Records from a collection:
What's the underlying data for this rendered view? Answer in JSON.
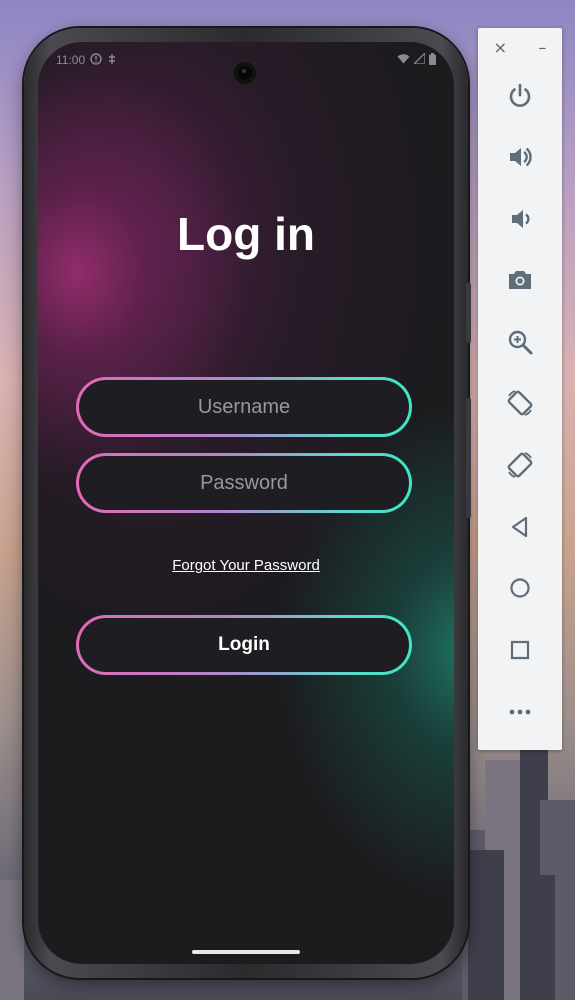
{
  "status_bar": {
    "time": "11:00"
  },
  "login": {
    "title": "Log in",
    "username_placeholder": "Username",
    "password_placeholder": "Password",
    "forgot_link": "Forgot Your Password",
    "login_button": "Login"
  },
  "colors": {
    "gradient_pink": "#e26ab8",
    "gradient_teal": "#3de6c6",
    "screen_bg": "#1c1b1e",
    "emulator_icon": "#5f6d7a"
  },
  "emulator": {
    "window_controls": [
      "×",
      "–"
    ],
    "buttons": [
      "power-icon",
      "volume-up-icon",
      "volume-down-icon",
      "camera-icon",
      "zoom-in-icon",
      "rotate-left-icon",
      "rotate-right-icon",
      "back-icon",
      "home-icon",
      "overview-icon",
      "more-icon"
    ]
  }
}
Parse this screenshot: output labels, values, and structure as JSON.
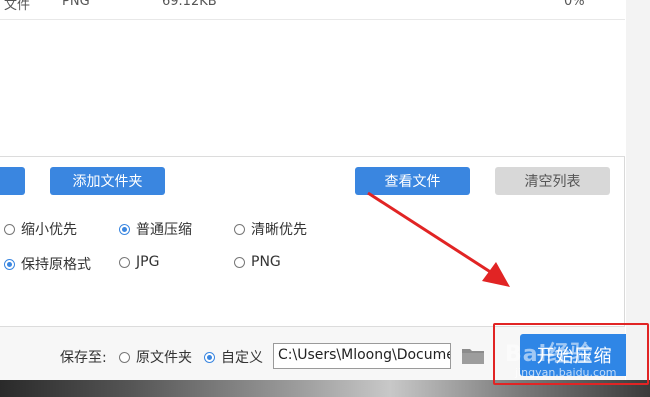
{
  "file_list": {
    "row": {
      "name": "文件",
      "type": "PNG",
      "size": "69.12KB",
      "progress": "0%"
    }
  },
  "buttons": {
    "add_file": "",
    "add_folder": "添加文件夹",
    "view_files": "查看文件",
    "clear_list": "清空列表"
  },
  "compress_mode": {
    "options": [
      "缩小优先",
      "普通压缩",
      "清晰优先"
    ],
    "selected": "普通压缩"
  },
  "output_format": {
    "options": [
      "保持原格式",
      "JPG",
      "PNG"
    ],
    "selected": "保持原格式"
  },
  "footer": {
    "save_to_label": "保存至:",
    "original_folder": "原文件夹",
    "custom": "自定义",
    "path_value": "C:\\Users\\Mloong\\Documents",
    "start_button": "开始压缩"
  },
  "watermark": {
    "main": "Bai经验",
    "sub": "jingyan.baidu.com"
  },
  "colors": {
    "accent": "#3a86e0",
    "highlight": "#e12424"
  }
}
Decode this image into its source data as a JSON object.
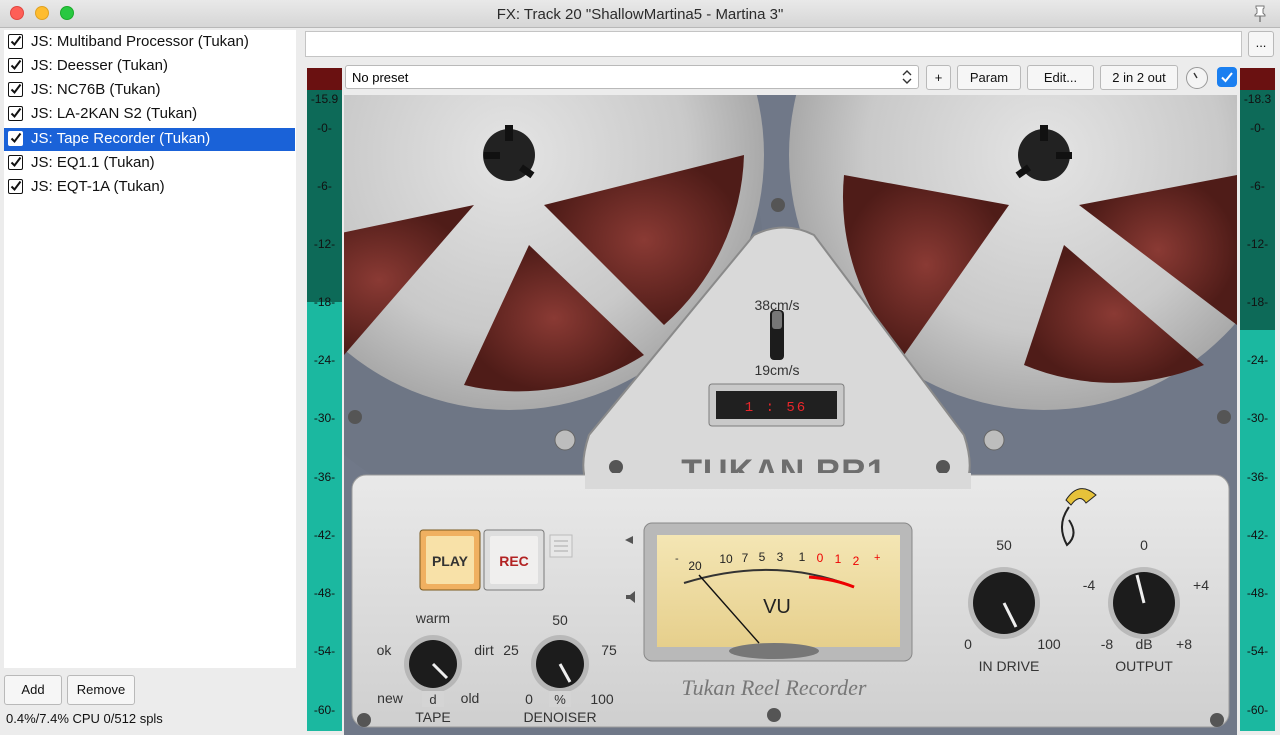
{
  "window": {
    "title": "FX: Track 20 \"ShallowMartina5 - Martina 3\""
  },
  "fx_list": [
    {
      "label": "JS: Multiband Processor (Tukan)",
      "enabled": true,
      "selected": false
    },
    {
      "label": "JS: Deesser (Tukan)",
      "enabled": true,
      "selected": false
    },
    {
      "label": "JS: NC76B (Tukan)",
      "enabled": true,
      "selected": false
    },
    {
      "label": "JS: LA-2KAN S2 (Tukan)",
      "enabled": true,
      "selected": false
    },
    {
      "label": "JS: Tape Recorder (Tukan)",
      "enabled": true,
      "selected": true
    },
    {
      "label": "JS: EQ1.1 (Tukan)",
      "enabled": true,
      "selected": false
    },
    {
      "label": "JS: EQT-1A (Tukan)",
      "enabled": true,
      "selected": false
    }
  ],
  "buttons": {
    "add": "Add",
    "remove": "Remove",
    "dots": "...",
    "plus": "+",
    "param": "Param",
    "edit": "Edit...",
    "io": "2 in 2 out"
  },
  "status": {
    "cpu": "0.4%/7.4% CPU 0/512 spls"
  },
  "preset": {
    "value": "No preset"
  },
  "meters": {
    "left_peak": "-15.9",
    "right_peak": "-18.3",
    "ticks": [
      "-0-",
      "-6-",
      "-12-",
      "-18-",
      "-24-",
      "-30-",
      "-36-",
      "-42-",
      "-48-",
      "-54-",
      "-60-"
    ]
  },
  "plugin": {
    "brand": "TUKAN RR1",
    "speed_high": "38cm/s",
    "speed_low": "19cm/s",
    "counter": "1 : 56",
    "play": "PLAY",
    "rec": "REC",
    "tape": {
      "label": "TAPE",
      "top": "warm",
      "left": "ok",
      "right": "dirt",
      "bottom_left": "new",
      "bottom_right": "old",
      "center": "d"
    },
    "denoiser": {
      "label": "DENOISER",
      "top": "50",
      "left_val": "25",
      "right_val": "75",
      "min": "0",
      "max": "100",
      "center": "%"
    },
    "vu": {
      "label": "VU",
      "scale": [
        "20",
        "10",
        "7",
        "5",
        "3",
        "1",
        "0",
        "1",
        "2"
      ],
      "minus": "-",
      "plus": "+"
    },
    "in_drive": {
      "label": "IN DRIVE",
      "top": "50",
      "min": "0",
      "max": "100"
    },
    "output": {
      "label": "OUTPUT",
      "top": "0",
      "left": "-4",
      "right": "+4",
      "min": "-8",
      "max": "+8",
      "center": "dB"
    },
    "footer": "Tukan Reel Recorder"
  },
  "colors": {
    "selection": "#1a62d8",
    "meter": "#1bb8a0",
    "clip": "#6a1111",
    "counter": "#e8262a"
  }
}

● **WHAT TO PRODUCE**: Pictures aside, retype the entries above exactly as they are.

● **SOLUTION FOR THIS TASK**:
What's the underlying data for this rendered view? Answer in JSON.
{
  "status_bar": {
    "time": "11:00"
  },
  "login": {
    "title": "Log in",
    "username_placeholder": "Username",
    "password_placeholder": "Password",
    "forgot_link": "Forgot Your Password",
    "login_button": "Login"
  },
  "colors": {
    "gradient_pink": "#e26ab8",
    "gradient_teal": "#3de6c6",
    "screen_bg": "#1c1b1e",
    "emulator_icon": "#5f6d7a"
  },
  "emulator": {
    "window_controls": [
      "×",
      "–"
    ],
    "buttons": [
      "power-icon",
      "volume-up-icon",
      "volume-down-icon",
      "camera-icon",
      "zoom-in-icon",
      "rotate-left-icon",
      "rotate-right-icon",
      "back-icon",
      "home-icon",
      "overview-icon",
      "more-icon"
    ]
  }
}
Parse this screenshot: output labels, values, and structure as JSON.
{
  "file_list": {
    "row": {
      "name": "文件",
      "type": "PNG",
      "size": "69.12KB",
      "progress": "0%"
    }
  },
  "buttons": {
    "add_file": "",
    "add_folder": "添加文件夹",
    "view_files": "查看文件",
    "clear_list": "清空列表"
  },
  "compress_mode": {
    "options": [
      "缩小优先",
      "普通压缩",
      "清晰优先"
    ],
    "selected": "普通压缩"
  },
  "output_format": {
    "options": [
      "保持原格式",
      "JPG",
      "PNG"
    ],
    "selected": "保持原格式"
  },
  "footer": {
    "save_to_label": "保存至:",
    "original_folder": "原文件夹",
    "custom": "自定义",
    "path_value": "C:\\Users\\Mloong\\Documents",
    "start_button": "开始压缩"
  },
  "watermark": {
    "main": "Bai经验",
    "sub": "jingyan.baidu.com"
  },
  "colors": {
    "accent": "#3a86e0",
    "highlight": "#e12424"
  }
}
Decode this image into its source data as a JSON object.
{
  "window": {
    "title": "FX: Track 20 \"ShallowMartina5 - Martina 3\""
  },
  "fx_list": [
    {
      "label": "JS: Multiband Processor (Tukan)",
      "enabled": true,
      "selected": false
    },
    {
      "label": "JS: Deesser (Tukan)",
      "enabled": true,
      "selected": false
    },
    {
      "label": "JS: NC76B (Tukan)",
      "enabled": true,
      "selected": false
    },
    {
      "label": "JS: LA-2KAN S2 (Tukan)",
      "enabled": true,
      "selected": false
    },
    {
      "label": "JS: Tape Recorder (Tukan)",
      "enabled": true,
      "selected": true
    },
    {
      "label": "JS: EQ1.1 (Tukan)",
      "enabled": true,
      "selected": false
    },
    {
      "label": "JS: EQT-1A (Tukan)",
      "enabled": true,
      "selected": false
    }
  ],
  "buttons": {
    "add": "Add",
    "remove": "Remove",
    "dots": "...",
    "plus": "+",
    "param": "Param",
    "edit": "Edit...",
    "io": "2 in 2 out"
  },
  "status": {
    "cpu": "0.4%/7.4% CPU 0/512 spls"
  },
  "preset": {
    "value": "No preset"
  },
  "meters": {
    "left_peak": "-15.9",
    "right_peak": "-18.3",
    "ticks": [
      "-0-",
      "-6-",
      "-12-",
      "-18-",
      "-24-",
      "-30-",
      "-36-",
      "-42-",
      "-48-",
      "-54-",
      "-60-"
    ]
  },
  "plugin": {
    "brand": "TUKAN RR1",
    "speed_high": "38cm/s",
    "speed_low": "19cm/s",
    "counter": "1 : 56",
    "play": "PLAY",
    "rec": "REC",
    "tape": {
      "label": "TAPE",
      "top": "warm",
      "left": "ok",
      "right": "dirt",
      "bottom_left": "new",
      "bottom_right": "old",
      "center": "d"
    },
    "denoiser": {
      "label": "DENOISER",
      "top": "50",
      "left_val": "25",
      "right_val": "75",
      "min": "0",
      "max": "100",
      "center": "%"
    },
    "vu": {
      "label": "VU",
      "scale": [
        "20",
        "10",
        "7",
        "5",
        "3",
        "1",
        "0",
        "1",
        "2"
      ],
      "minus": "-",
      "plus": "+"
    },
    "in_drive": {
      "label": "IN DRIVE",
      "top": "50",
      "min": "0",
      "max": "100"
    },
    "output": {
      "label": "OUTPUT",
      "top": "0",
      "left": "-4",
      "right": "+4",
      "min": "-8",
      "max": "+8",
      "center": "dB"
    },
    "footer": "Tukan Reel Recorder"
  },
  "colors": {
    "selection": "#1a62d8",
    "meter": "#1bb8a0",
    "clip": "#6a1111",
    "counter": "#e8262a"
  }
}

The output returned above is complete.